Instructor and Curriculum Specialist, Colorado State University, Colorado
Imagine a student in 2021, they are working through the course diligently, and then they come to their midterm exam. They sit down, and the software says it needs access to their webcam to look at their face. The student groans, not because they don’t have a webcam, though their friend does have this issue, but because they know the software won’t be able to see them. They are invisible to face detection, and they will be flagged for cheating. Their professor will assume that out of the 300 students in their class, this student couldn’t possibly have an issue. The software must be correct, and the student must have been cheating. The student will most likely fail the course.
With the increased use of online education tools, especially proctoring tools, it is important to be aware of how these applications may be inherently biased against certain student demographics, and how those biases may be affecting our course design. We will cover six forms of artificial intelligence bias as defined by Microsoft Inclusive Design that are commonly known in computer science, but often not addressed. We will also discuss how our reliance on technology in course design could be biasing our courses, and possible techniques on how to overcome that bias. Simply, we must be conscious of the unconscious biases that went into the design of learning management systems and other products that have become essential in modern course design.

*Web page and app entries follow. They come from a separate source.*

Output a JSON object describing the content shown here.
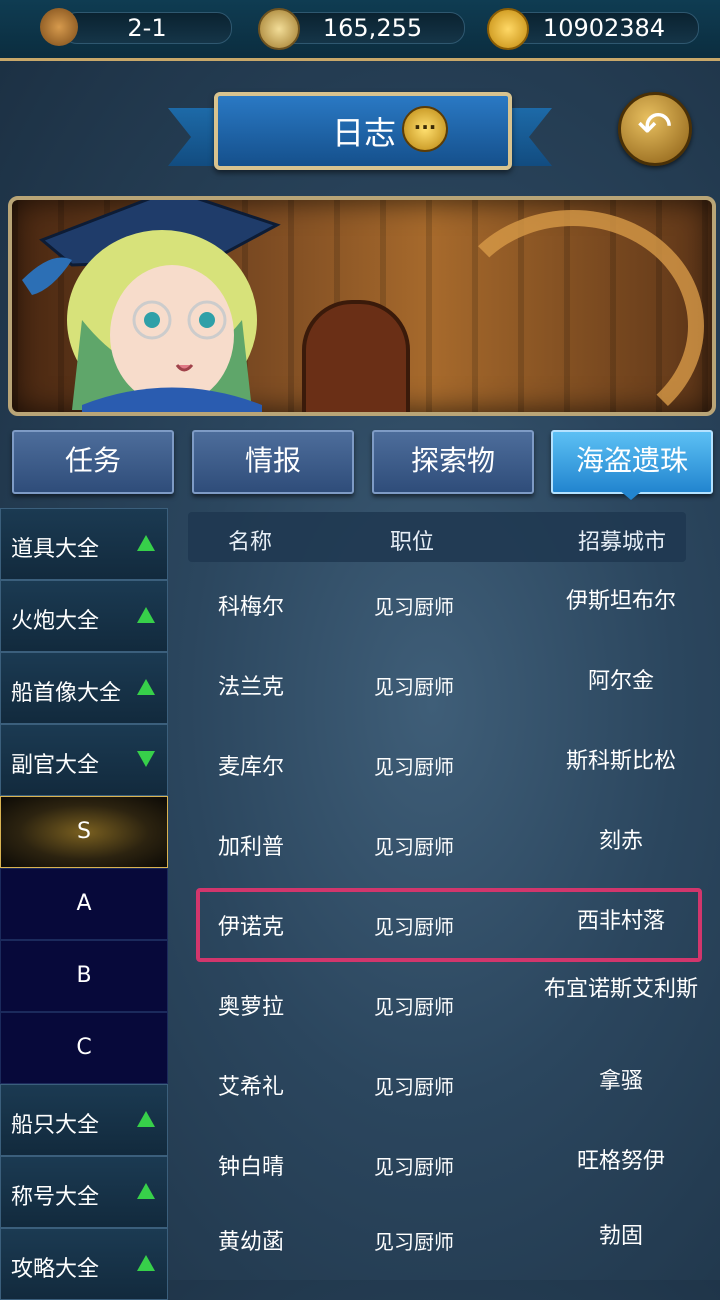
{
  "topbar": {
    "stage": "2-1",
    "compass_value": "165,255",
    "gold_value": "10902384"
  },
  "header": {
    "title": "日志",
    "chat_icon": "chat-bubble-icon",
    "back_icon": "back-arrow-icon"
  },
  "tabs": [
    {
      "label": "任务",
      "active": false
    },
    {
      "label": "情报",
      "active": false
    },
    {
      "label": "探索物",
      "active": false
    },
    {
      "label": "海盗遗珠",
      "active": true
    }
  ],
  "sidebar": {
    "items": [
      {
        "label": "道具大全",
        "arrow": "up"
      },
      {
        "label": "火炮大全",
        "arrow": "up"
      },
      {
        "label": "船首像大全",
        "arrow": "up"
      },
      {
        "label": "副官大全",
        "arrow": "down"
      },
      {
        "label": "船只大全",
        "arrow": "up"
      },
      {
        "label": "称号大全",
        "arrow": "up"
      },
      {
        "label": "攻略大全",
        "arrow": "up"
      }
    ],
    "subitems": [
      {
        "label": "S",
        "selected": true
      },
      {
        "label": "A",
        "selected": false
      },
      {
        "label": "B",
        "selected": false
      },
      {
        "label": "C",
        "selected": false
      }
    ]
  },
  "table": {
    "headers": [
      "名称",
      "职位",
      "招募城市"
    ],
    "rows": [
      [
        "科梅尔",
        "见习厨师",
        "伊斯坦布尔"
      ],
      [
        "法兰克",
        "见习厨师",
        "阿尔金"
      ],
      [
        "麦库尔",
        "见习厨师",
        "斯科斯比松"
      ],
      [
        "加利普",
        "见习厨师",
        "刻赤"
      ],
      [
        "伊诺克",
        "见习厨师",
        "西非村落"
      ],
      [
        "奥萝拉",
        "见习厨师",
        "布宜诺斯艾利斯"
      ],
      [
        "艾希礼",
        "见习厨师",
        "拿骚"
      ],
      [
        "钟白晴",
        "见习厨师",
        "旺格努伊"
      ],
      [
        "黄幼菡",
        "见习厨师",
        "勃固"
      ]
    ]
  },
  "colors": {
    "highlight": "#d2366c",
    "active_tab": "#2285cf",
    "arrow": "#37d04a"
  }
}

Albert Lionelle is an instructor and curriculum specialist / designer for the Computer Science Department at Colorado State University. His primary research focus is in computer science education, and has publications in both CS Education and Computer Vision (graphics/artificial intelligence). He is the designer and instructor for CS 150 - Culture and Coding, the first computer science course to be accepted as a guaranteed transfer course under different ways of thinking (GT-AH3) for the State of Colorado. He has led with building the Online Computer Science BS degree for CSU online, working with CDE on developing a STAA for CS, revamping the CS minor, and been an organizer in a revamp of the Computer Science curriculum at CSU leading to five concentrations, plus added flexibility and pathways for students. He is a founder of CSedU, the CS education research group at CSU. His current research focuses on restructuring CS courses around memory enhancing techniques and study structures built into the course design. He followed a very roundabout path to academia. In the past, he has been a high school principal, school board member, life coach, and owner of a sustainable agriculture company in addition to time spent in the defense industry as a developer. In his spare time he teaches historical sword fighting.